(Dataset entries)
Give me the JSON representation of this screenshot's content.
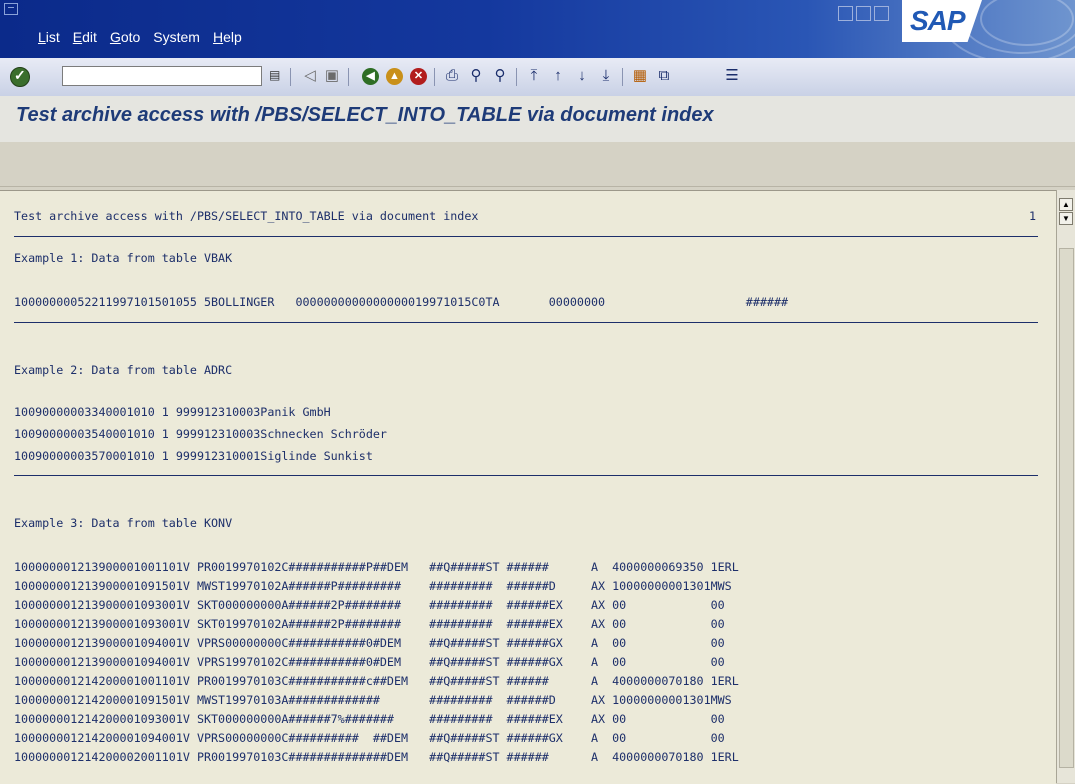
{
  "window": {
    "brand": "SAP"
  },
  "menu": {
    "items": [
      {
        "accel": "L",
        "rest": "ist"
      },
      {
        "accel": "E",
        "rest": "dit"
      },
      {
        "accel": "G",
        "rest": "oto"
      },
      {
        "accel": "",
        "rest": "System"
      },
      {
        "accel": "H",
        "rest": "elp"
      }
    ]
  },
  "toolbar": {
    "command_value": "",
    "icons": [
      "enter-icon",
      "command-history-icon",
      "back-arrow-icon",
      "save-icon",
      "back-icon",
      "exit-icon",
      "cancel-icon",
      "print-icon",
      "find-icon",
      "find-next-icon",
      "first-page-icon",
      "previous-page-icon",
      "next-page-icon",
      "last-page-icon",
      "create-session-icon",
      "shortcut-icon",
      "layout-menu-icon"
    ]
  },
  "title": "Test archive access with /PBS/SELECT_INTO_TABLE via document index",
  "list": {
    "header": "Test archive access with /PBS/SELECT_INTO_TABLE via document index",
    "page": "1",
    "example1": {
      "heading": "Example 1: Data from table VBAK",
      "rows": [
        "10000000052211997101501055 5BOLLINGER   0000000000000000019971015C0TA       00000000                    ######"
      ]
    },
    "example2": {
      "heading": "Example 2: Data from table ADRC",
      "rows": [
        "10090000003340001010 1 999912310003Panik GmbH",
        "10090000003540001010 1 999912310003Schnecken Schröder",
        "10090000003570001010 1 999912310001Siglinde Sunkist"
      ]
    },
    "example3": {
      "heading": "Example 3: Data from table KONV",
      "rows": [
        "100000001213900001001101V PR0019970102C###########P##DEM   ##Q#####ST ######      A  4000000069350 1ERL",
        "100000001213900001091501V MWST19970102A######P#########    #########  ######D     AX 10000000001301MWS",
        "100000001213900001093001V SKT000000000A######2P########    #########  ######EX    AX 00            00",
        "100000001213900001093001V SKT019970102A######2P########    #########  ######EX    AX 00            00",
        "100000001213900001094001V VPRS00000000C###########0#DEM    ##Q#####ST ######GX    A  00            00",
        "100000001213900001094001V VPRS19970102C###########0#DEM    ##Q#####ST ######GX    A  00            00",
        "100000001214200001001101V PR0019970103C###########c##DEM   ##Q#####ST ######      A  4000000070180 1ERL",
        "100000001214200001091501V MWST19970103A#############       #########  ######D     AX 10000000001301MWS",
        "100000001214200001093001V SKT000000000A######7%#######     #########  ######EX    AX 00            00",
        "100000001214200001094001V VPRS00000000C##########  ##DEM   ##Q#####ST ######GX    A  00            00",
        "100000001214200002001101V PR0019970103C##############DEM   ##Q#####ST ######      A  4000000070180 1ERL"
      ]
    }
  }
}
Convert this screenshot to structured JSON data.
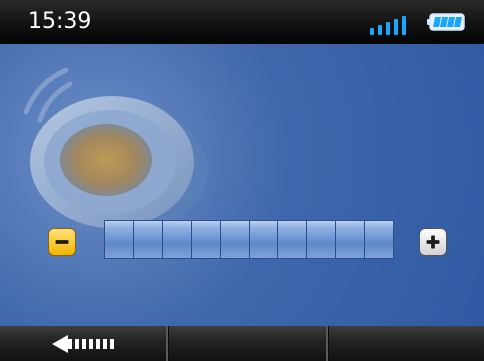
{
  "status_bar": {
    "time": "15:39",
    "signal_icon": "signal-strength-icon",
    "battery_icon": "battery-icon",
    "accent_color": "#1aa6ff"
  },
  "volume": {
    "level_fraction": 1.0,
    "segments": 10,
    "minus_icon": "minus-icon",
    "plus_icon": "plus-icon",
    "speaker_icon": "speaker-icon"
  },
  "bottom_bar": {
    "back_icon": "back-arrow-icon"
  }
}
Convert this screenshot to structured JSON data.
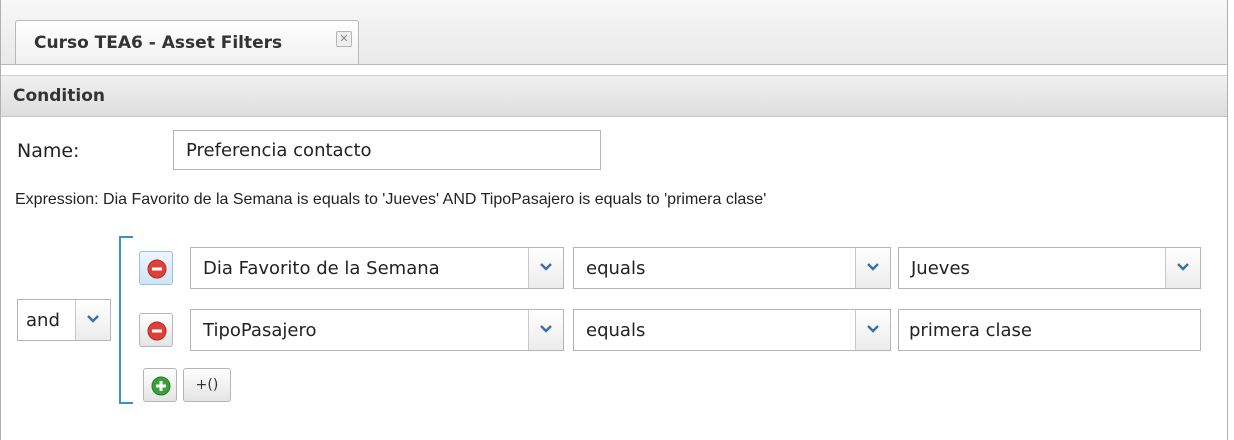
{
  "tab": {
    "title": "Curso TEA6 - Asset Filters",
    "close_glyph": "✕"
  },
  "panel": {
    "title": "Condition"
  },
  "form": {
    "name_label": "Name:",
    "name_value": "Preferencia contacto",
    "expression": "Expression: Dia Favorito de la Semana is equals to 'Jueves' AND TipoPasajero is equals to 'primera clase'"
  },
  "group": {
    "operator": "and"
  },
  "conditions": [
    {
      "field": "Dia Favorito de la Semana",
      "operator": "equals",
      "value": "Jueves",
      "value_type": "select"
    },
    {
      "field": "TipoPasajero",
      "operator": "equals",
      "value": "primera clase",
      "value_type": "text"
    }
  ],
  "buttons": {
    "add_group": "+()"
  },
  "colors": {
    "remove": "#e0403a",
    "add": "#3aa03a",
    "bracket": "#3d8fd0"
  },
  "icons": {
    "remove": "remove-condition-icon",
    "add": "add-condition-icon",
    "dropdown": "chevron-down-icon",
    "close": "close-tab-icon"
  }
}
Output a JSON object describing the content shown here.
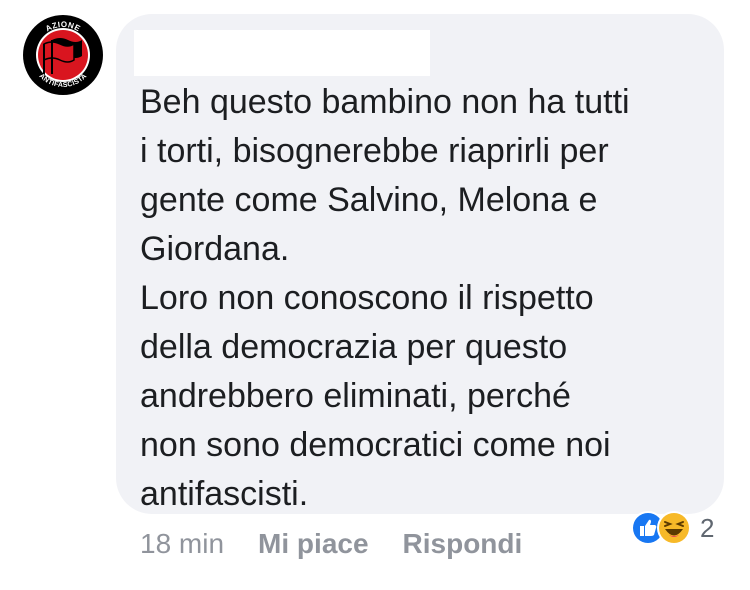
{
  "comment": {
    "author_name": "",
    "avatar_icon": "antifascist-flag-logo",
    "avatar_text_top": "AZIONE",
    "avatar_text_bottom": "ANTIFASCISTA",
    "text": "Beh questo bambino non ha tutti\ni torti, bisognerebbe riaprirli per\ngente come Salvino, Melona e\nGiordana.\nLoro non conoscono il rispetto\ndella democrazia per questo\nandrebbero eliminati, perché\nnon sono democratici come noi\nantifascisti."
  },
  "actions": {
    "time": "18 min",
    "like_label": "Mi piace",
    "reply_label": "Rispondi"
  },
  "reactions": {
    "icons": [
      "like-icon",
      "haha-icon"
    ],
    "count": "2"
  },
  "colors": {
    "bubble_bg": "#f1f2f6",
    "text": "#1c1e21",
    "meta": "#90949c",
    "like_blue": "#1877f2",
    "haha_yellow": "#f7b928",
    "logo_red": "#d9151f"
  }
}
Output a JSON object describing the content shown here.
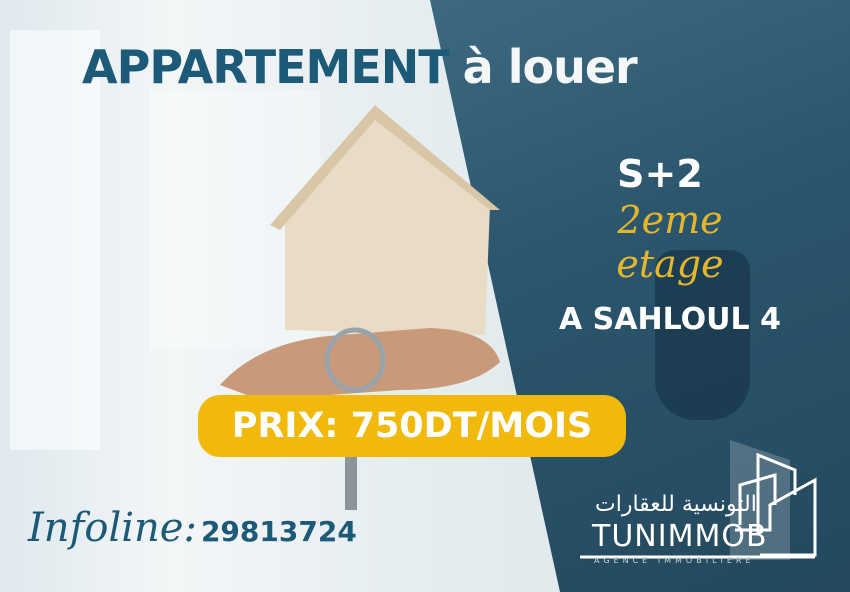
{
  "title": {
    "part1": "APPARTEMENT",
    "part2": "à louer"
  },
  "details": {
    "type": "S+2",
    "floor": "2eme etage",
    "location": "A SAHLOUL 4"
  },
  "price": "PRIX: 750DT/MOIS",
  "contact": {
    "label": "Infoline:",
    "phone": "29813724"
  },
  "brand": {
    "arabic": "التونسية للعقارات",
    "name": "TUNIMMOB",
    "tagline": "AGENCE IMMOBILIERE"
  },
  "colors": {
    "teal": "#1d5a78",
    "yellow": "#f0b90b",
    "overlay": "#245069"
  }
}
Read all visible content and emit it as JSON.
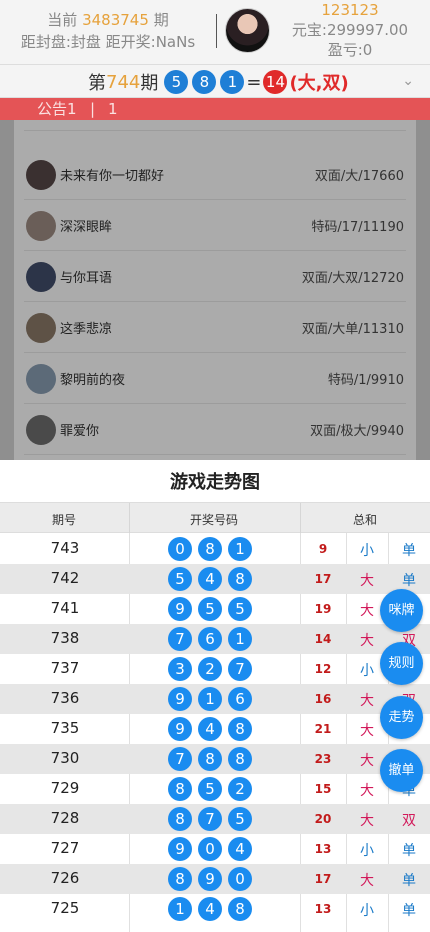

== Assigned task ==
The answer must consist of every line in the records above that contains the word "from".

== Reply ==
      "heading": "Example 1: Data from table VBAK",
      "heading": "Example 2: Data from table ADRC",
      "heading": "Example 3: Data from table KONV",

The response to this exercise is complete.